The New York Times today strains really, really hard to portray New Jersey Nets owner Mikhail Prokhorov as a serious candidate for the Russian presidency. Never mind that Prokhorov is polling around 5 percent, or that democracy in Russia is about as real as Vladimir Putin's collection of scuba diving videos. Putin, by the way, is also a candidate for president. The cynical view is that Prokhorov is in the race to soak up protest votes from Putin's legit opposition. If you don't at least entertain the possibility, then I have a bridge in Khimki to sell you.

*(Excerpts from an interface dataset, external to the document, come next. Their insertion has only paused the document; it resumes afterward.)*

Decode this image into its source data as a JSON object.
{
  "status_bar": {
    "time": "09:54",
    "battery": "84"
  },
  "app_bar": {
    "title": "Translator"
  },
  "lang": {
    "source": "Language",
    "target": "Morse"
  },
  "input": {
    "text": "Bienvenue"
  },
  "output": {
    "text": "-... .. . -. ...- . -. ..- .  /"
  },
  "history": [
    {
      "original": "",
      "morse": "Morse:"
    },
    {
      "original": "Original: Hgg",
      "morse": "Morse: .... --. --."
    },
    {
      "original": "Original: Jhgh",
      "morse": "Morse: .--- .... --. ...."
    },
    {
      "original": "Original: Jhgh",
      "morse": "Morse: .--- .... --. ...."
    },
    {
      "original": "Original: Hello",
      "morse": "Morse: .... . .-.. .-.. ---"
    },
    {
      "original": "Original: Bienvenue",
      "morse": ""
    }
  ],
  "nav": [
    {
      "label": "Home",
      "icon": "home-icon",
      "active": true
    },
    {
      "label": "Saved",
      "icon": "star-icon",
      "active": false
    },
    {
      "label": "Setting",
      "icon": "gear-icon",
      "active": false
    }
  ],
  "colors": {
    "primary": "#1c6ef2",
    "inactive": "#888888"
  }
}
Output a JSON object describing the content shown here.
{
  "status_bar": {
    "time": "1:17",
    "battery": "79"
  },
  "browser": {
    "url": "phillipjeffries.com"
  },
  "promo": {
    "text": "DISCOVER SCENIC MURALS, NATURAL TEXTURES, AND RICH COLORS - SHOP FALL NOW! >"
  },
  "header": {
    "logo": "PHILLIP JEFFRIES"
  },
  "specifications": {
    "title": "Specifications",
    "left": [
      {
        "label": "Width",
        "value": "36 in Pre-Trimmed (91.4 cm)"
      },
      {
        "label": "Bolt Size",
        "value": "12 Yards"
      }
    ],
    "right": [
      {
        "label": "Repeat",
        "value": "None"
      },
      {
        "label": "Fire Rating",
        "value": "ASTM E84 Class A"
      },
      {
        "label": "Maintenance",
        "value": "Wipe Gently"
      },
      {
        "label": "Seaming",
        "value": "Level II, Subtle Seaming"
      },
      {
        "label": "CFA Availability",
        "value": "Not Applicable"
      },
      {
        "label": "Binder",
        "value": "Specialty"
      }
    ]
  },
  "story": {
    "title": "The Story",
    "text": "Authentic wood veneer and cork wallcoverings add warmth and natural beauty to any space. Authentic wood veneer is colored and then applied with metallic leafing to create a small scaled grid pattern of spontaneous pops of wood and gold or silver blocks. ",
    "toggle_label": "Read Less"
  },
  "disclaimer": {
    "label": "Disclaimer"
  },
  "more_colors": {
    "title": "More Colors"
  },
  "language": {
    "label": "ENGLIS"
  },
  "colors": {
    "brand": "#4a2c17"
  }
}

Ah, but Prokhorov is "gaining momentum," the Times informs us, several paragraphs before reassuring us that Prokhorov is "fundamentally unelectable as a billionaire playboy." OK, fine. But how does Prokhorov intend to prove he's not just some pawn in a rigged system?
Mr. Krasovsky, the campaign manager, dismissed this assertion, saying the campaign has in fact shown some of its claws.
The campaign slogan, for example, is "Demand more," nominally a reference to Mr. Prokhorov's goals for the economy.
But Mr. Krasovsky said it also hinted not so subtly that his candidate's stature is notably larger than Russia's current leaders: 6-foot-8, compared with Mr. Putin at 5-foot-7, or the current president, Dmitri A. Medvedev, at 5-foot-2.
"He is physically larger," Mr. Krasovsky said. "He looks good in a crowd."
Elect Prokhorov: He has no chance, but at least he looks like he should.
Prokhorov Is a New Kind of Russian Candidate: a Billionaire [New York Times]